(Task item): Below is a set of entries. Print the line that contains "Transcribe this image's" and every later line word for word, through the final one.

(Information supplied):
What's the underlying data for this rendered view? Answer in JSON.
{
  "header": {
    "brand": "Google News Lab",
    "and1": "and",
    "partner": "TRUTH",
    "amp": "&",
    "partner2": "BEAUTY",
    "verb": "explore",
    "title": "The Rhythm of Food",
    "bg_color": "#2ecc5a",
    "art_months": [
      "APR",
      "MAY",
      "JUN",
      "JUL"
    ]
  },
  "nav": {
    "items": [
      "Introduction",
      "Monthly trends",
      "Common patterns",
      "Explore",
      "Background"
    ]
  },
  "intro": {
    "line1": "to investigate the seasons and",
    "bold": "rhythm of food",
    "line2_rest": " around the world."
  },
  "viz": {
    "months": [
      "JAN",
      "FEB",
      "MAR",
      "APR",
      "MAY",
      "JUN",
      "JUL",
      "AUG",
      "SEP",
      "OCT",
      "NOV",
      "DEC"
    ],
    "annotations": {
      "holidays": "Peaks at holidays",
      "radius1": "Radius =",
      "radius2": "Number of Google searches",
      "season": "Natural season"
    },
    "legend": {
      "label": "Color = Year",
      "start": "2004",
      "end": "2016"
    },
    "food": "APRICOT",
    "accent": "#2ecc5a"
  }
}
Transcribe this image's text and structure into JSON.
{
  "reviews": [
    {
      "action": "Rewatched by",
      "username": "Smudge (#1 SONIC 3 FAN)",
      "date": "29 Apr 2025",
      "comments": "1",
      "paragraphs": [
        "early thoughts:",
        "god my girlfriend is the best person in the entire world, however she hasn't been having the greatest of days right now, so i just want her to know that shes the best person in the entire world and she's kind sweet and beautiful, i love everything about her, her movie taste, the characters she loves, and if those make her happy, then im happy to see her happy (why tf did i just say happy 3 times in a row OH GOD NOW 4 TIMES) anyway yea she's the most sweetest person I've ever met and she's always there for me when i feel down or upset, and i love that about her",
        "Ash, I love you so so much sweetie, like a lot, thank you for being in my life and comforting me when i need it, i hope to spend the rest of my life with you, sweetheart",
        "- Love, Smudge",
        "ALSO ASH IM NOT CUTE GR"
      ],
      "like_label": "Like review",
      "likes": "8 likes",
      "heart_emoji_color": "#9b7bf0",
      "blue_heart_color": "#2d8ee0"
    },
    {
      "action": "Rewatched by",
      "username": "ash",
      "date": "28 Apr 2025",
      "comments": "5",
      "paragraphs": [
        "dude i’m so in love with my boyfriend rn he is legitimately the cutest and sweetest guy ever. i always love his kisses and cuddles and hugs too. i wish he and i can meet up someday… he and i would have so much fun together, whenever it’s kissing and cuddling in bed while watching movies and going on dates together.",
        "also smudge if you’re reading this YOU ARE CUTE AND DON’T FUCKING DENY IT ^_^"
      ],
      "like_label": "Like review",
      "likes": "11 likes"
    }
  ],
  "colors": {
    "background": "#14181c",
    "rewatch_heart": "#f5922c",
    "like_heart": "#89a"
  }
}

(Solved exercise):
Transcribe this image's text and structure into JSON.
{
  "reviews": [
    {
      "action": "Rewatched by",
      "username": "Smudge (#1 SONIC 3 FAN)",
      "date": "29 Apr 2025",
      "comments": "1",
      "paragraphs": [
        "early thoughts:",
        "god my girlfriend is the best person in the entire world, however she hasn't been having the greatest of days right now, so i just want her to know that shes the best person in the entire world and she's kind sweet and beautiful, i love everything about her, her movie taste, the characters she loves, and if those make her happy, then im happy to see her happy (why tf did i just say happy 3 times in a row OH GOD NOW 4 TIMES) anyway yea she's the most sweetest person I've ever met and she's always there for me when i feel down or upset, and i love that about her",
        "Ash, I love you so so much sweetie, like a lot, thank you for being in my life and comforting me when i need it, i hope to spend the rest of my life with you, sweetheart",
        "- Love, Smudge",
        "ALSO ASH IM NOT CUTE GR"
      ],
      "like_label": "Like review",
      "likes": "8 likes",
      "heart_emoji_color": "#9b7bf0",
      "blue_heart_color": "#2d8ee0"
    },
    {
      "action": "Rewatched by",
      "username": "ash",
      "date": "28 Apr 2025",
      "comments": "5",
      "paragraphs": [
        "dude i’m so in love with my boyfriend rn he is legitimately the cutest and sweetest guy ever. i always love his kisses and cuddles and hugs too. i wish he and i can meet up someday… he and i would have so much fun together, whenever it’s kissing and cuddling in bed while watching movies and going on dates together.",
        "also smudge if you’re reading this YOU ARE CUTE AND DON’T FUCKING DENY IT ^_^"
      ],
      "like_label": "Like review",
      "likes": "11 likes"
    }
  ],
  "colors": {
    "background": "#14181c",
    "rewatch_heart": "#f5922c",
    "like_heart": "#89a"
  }
}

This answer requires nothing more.